WORK INSTRUCTIONS: All lines holding the string "header" should be copied from the data below.
BEGIN EXERCISE DATA
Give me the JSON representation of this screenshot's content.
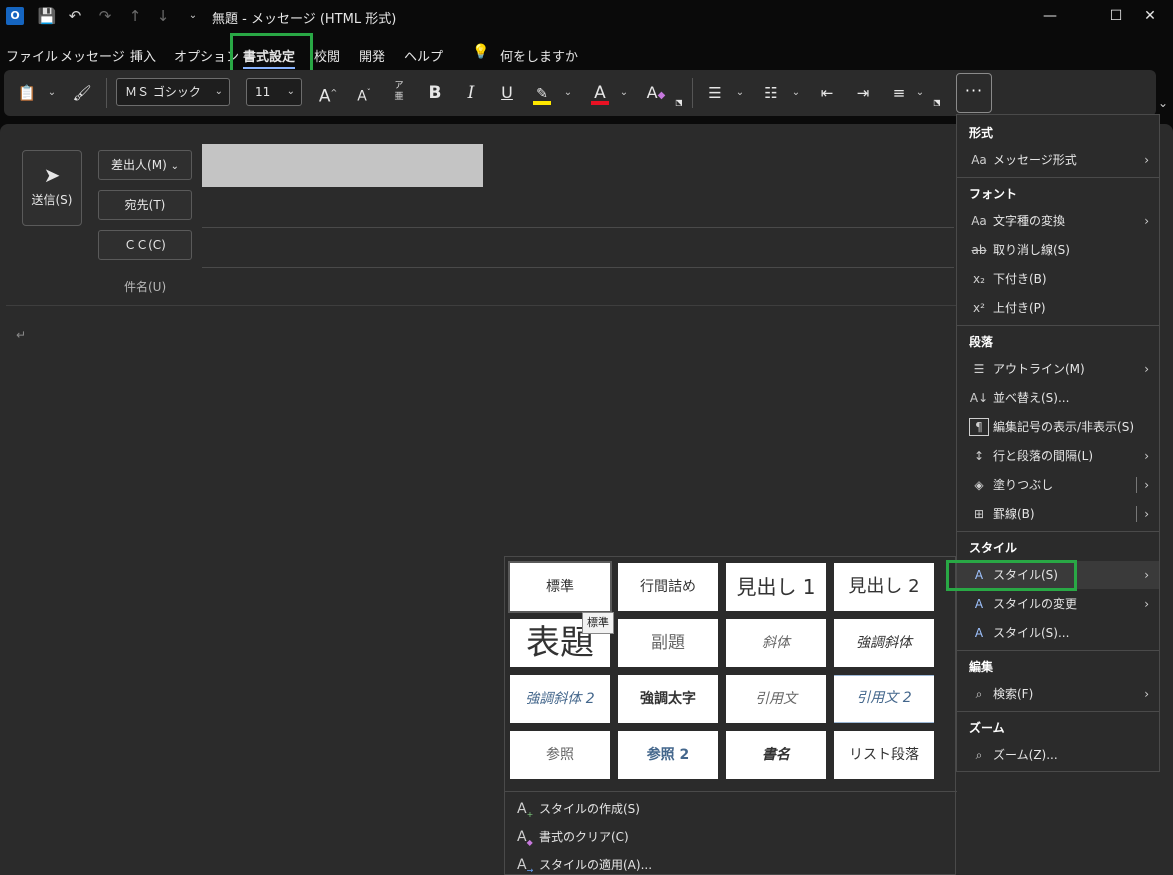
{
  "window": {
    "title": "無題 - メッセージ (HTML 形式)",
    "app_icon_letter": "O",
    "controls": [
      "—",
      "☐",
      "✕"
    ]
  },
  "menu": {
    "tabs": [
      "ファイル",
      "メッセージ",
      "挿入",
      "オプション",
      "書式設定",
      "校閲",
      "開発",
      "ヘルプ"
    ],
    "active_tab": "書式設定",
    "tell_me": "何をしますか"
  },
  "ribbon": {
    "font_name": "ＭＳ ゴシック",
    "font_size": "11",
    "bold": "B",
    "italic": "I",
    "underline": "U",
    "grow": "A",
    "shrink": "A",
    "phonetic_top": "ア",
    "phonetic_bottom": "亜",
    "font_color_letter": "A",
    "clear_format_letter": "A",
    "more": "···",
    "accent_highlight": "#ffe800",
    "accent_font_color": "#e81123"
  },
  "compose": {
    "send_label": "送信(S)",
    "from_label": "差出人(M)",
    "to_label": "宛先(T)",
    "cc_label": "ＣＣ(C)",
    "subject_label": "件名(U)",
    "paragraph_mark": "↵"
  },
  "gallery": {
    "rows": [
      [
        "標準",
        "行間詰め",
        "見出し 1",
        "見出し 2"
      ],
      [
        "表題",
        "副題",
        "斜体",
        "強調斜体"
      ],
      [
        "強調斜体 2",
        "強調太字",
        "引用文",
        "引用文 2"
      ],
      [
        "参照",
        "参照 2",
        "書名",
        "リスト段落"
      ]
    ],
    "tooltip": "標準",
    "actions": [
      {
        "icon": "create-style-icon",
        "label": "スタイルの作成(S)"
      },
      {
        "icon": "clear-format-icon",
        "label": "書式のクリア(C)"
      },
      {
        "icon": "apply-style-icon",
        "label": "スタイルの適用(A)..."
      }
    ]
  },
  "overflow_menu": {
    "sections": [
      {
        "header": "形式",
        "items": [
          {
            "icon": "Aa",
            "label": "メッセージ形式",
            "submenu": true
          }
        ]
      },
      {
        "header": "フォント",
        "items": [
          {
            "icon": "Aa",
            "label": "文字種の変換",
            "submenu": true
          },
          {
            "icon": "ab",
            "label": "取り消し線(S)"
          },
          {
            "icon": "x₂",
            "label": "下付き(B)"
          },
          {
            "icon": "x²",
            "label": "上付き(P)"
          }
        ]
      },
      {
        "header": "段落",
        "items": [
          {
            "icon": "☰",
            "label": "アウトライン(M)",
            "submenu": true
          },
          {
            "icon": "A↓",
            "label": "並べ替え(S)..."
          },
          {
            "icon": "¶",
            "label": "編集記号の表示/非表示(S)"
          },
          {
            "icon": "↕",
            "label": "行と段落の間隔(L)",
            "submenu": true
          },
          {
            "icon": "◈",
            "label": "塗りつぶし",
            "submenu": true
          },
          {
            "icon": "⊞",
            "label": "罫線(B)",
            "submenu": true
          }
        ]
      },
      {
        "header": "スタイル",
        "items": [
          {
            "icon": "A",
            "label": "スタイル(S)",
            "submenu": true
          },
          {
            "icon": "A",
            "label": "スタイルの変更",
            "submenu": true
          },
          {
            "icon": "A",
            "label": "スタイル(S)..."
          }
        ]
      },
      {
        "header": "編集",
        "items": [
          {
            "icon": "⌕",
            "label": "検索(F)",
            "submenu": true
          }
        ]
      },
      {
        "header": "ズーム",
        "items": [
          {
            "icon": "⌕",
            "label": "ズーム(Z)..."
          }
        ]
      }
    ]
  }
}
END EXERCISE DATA
YOUR SOLUTION:
        "header": "形式",
        "header": "フォント",
        "header": "段落",
        "header": "スタイル",
        "header": "編集",
        "header": "ズーム",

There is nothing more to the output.